* **WHAT TO WORK ON**:
Reproduce the records below exactly, with nothing altered.

* **SUPPLIED INFORMATION**:
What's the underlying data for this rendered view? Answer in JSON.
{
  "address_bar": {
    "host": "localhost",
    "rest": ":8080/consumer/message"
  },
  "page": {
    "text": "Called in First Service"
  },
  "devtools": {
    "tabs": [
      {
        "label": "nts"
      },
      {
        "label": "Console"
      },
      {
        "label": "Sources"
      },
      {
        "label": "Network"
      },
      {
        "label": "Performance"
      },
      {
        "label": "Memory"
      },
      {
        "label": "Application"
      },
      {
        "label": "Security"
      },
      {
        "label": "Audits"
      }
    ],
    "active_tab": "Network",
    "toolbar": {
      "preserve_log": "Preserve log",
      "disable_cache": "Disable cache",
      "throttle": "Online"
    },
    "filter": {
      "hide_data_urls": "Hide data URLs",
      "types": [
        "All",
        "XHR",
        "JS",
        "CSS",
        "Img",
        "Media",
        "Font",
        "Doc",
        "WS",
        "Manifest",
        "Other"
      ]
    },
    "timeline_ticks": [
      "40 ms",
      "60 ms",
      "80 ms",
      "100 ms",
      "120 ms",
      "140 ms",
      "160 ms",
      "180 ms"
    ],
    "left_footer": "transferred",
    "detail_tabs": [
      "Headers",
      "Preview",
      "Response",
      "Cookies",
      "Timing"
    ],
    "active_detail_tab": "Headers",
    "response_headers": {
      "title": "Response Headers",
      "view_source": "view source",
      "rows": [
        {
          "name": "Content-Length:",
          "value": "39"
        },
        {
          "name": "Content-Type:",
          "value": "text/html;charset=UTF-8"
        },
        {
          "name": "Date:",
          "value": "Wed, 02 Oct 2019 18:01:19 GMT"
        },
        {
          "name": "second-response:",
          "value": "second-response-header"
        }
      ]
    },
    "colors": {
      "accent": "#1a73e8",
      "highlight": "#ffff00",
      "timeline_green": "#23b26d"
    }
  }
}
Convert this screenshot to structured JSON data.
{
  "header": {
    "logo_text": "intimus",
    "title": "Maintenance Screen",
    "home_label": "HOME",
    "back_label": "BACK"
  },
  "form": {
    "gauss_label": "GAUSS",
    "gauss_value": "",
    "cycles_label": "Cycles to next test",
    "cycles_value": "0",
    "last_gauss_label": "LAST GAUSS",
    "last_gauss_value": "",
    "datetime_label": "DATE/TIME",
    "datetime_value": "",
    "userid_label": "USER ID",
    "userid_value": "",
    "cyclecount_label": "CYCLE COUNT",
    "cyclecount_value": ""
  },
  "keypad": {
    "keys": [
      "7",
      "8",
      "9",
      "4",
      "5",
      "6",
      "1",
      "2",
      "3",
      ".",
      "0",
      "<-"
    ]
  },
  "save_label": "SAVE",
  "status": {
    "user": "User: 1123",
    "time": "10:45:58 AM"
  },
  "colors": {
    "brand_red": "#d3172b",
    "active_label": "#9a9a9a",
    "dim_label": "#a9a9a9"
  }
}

* **ANSWER**:
What's the underlying data for this rendered view? Answer in JSON.
{
  "address_bar": {
    "host": "localhost",
    "rest": ":8080/consumer/message"
  },
  "page": {
    "text": "Called in First Service"
  },
  "devtools": {
    "tabs": [
      {
        "label": "nts"
      },
      {
        "label": "Console"
      },
      {
        "label": "Sources"
      },
      {
        "label": "Network"
      },
      {
        "label": "Performance"
      },
      {
        "label": "Memory"
      },
      {
        "label": "Application"
      },
      {
        "label": "Security"
      },
      {
        "label": "Audits"
      }
    ],
    "active_tab": "Network",
    "toolbar": {
      "preserve_log": "Preserve log",
      "disable_cache": "Disable cache",
      "throttle": "Online"
    },
    "filter": {
      "hide_data_urls": "Hide data URLs",
      "types": [
        "All",
        "XHR",
        "JS",
        "CSS",
        "Img",
        "Media",
        "Font",
        "Doc",
        "WS",
        "Manifest",
        "Other"
      ]
    },
    "timeline_ticks": [
      "40 ms",
      "60 ms",
      "80 ms",
      "100 ms",
      "120 ms",
      "140 ms",
      "160 ms",
      "180 ms"
    ],
    "left_footer": "transferred",
    "detail_tabs": [
      "Headers",
      "Preview",
      "Response",
      "Cookies",
      "Timing"
    ],
    "active_detail_tab": "Headers",
    "response_headers": {
      "title": "Response Headers",
      "view_source": "view source",
      "rows": [
        {
          "name": "Content-Length:",
          "value": "39"
        },
        {
          "name": "Content-Type:",
          "value": "text/html;charset=UTF-8"
        },
        {
          "name": "Date:",
          "value": "Wed, 02 Oct 2019 18:01:19 GMT"
        },
        {
          "name": "second-response:",
          "value": "second-response-header"
        }
      ]
    },
    "colors": {
      "accent": "#1a73e8",
      "highlight": "#ffff00",
      "timeline_green": "#23b26d"
    }
  }
}
Convert this screenshot to structured JSON data.
{
  "header": {
    "logo_text": "intimus",
    "title": "Maintenance Screen",
    "home_label": "HOME",
    "back_label": "BACK"
  },
  "form": {
    "gauss_label": "GAUSS",
    "gauss_value": "",
    "cycles_label": "Cycles to next test",
    "cycles_value": "0",
    "last_gauss_label": "LAST GAUSS",
    "last_gauss_value": "",
    "datetime_label": "DATE/TIME",
    "datetime_value": "",
    "userid_label": "USER ID",
    "userid_value": "",
    "cyclecount_label": "CYCLE COUNT",
    "cyclecount_value": ""
  },
  "keypad": {
    "keys": [
      "7",
      "8",
      "9",
      "4",
      "5",
      "6",
      "1",
      "2",
      "3",
      ".",
      "0",
      "<-"
    ]
  },
  "save_label": "SAVE",
  "status": {
    "user": "User: 1123",
    "time": "10:45:58 AM"
  },
  "colors": {
    "brand_red": "#d3172b",
    "active_label": "#9a9a9a",
    "dim_label": "#a9a9a9"
  }
}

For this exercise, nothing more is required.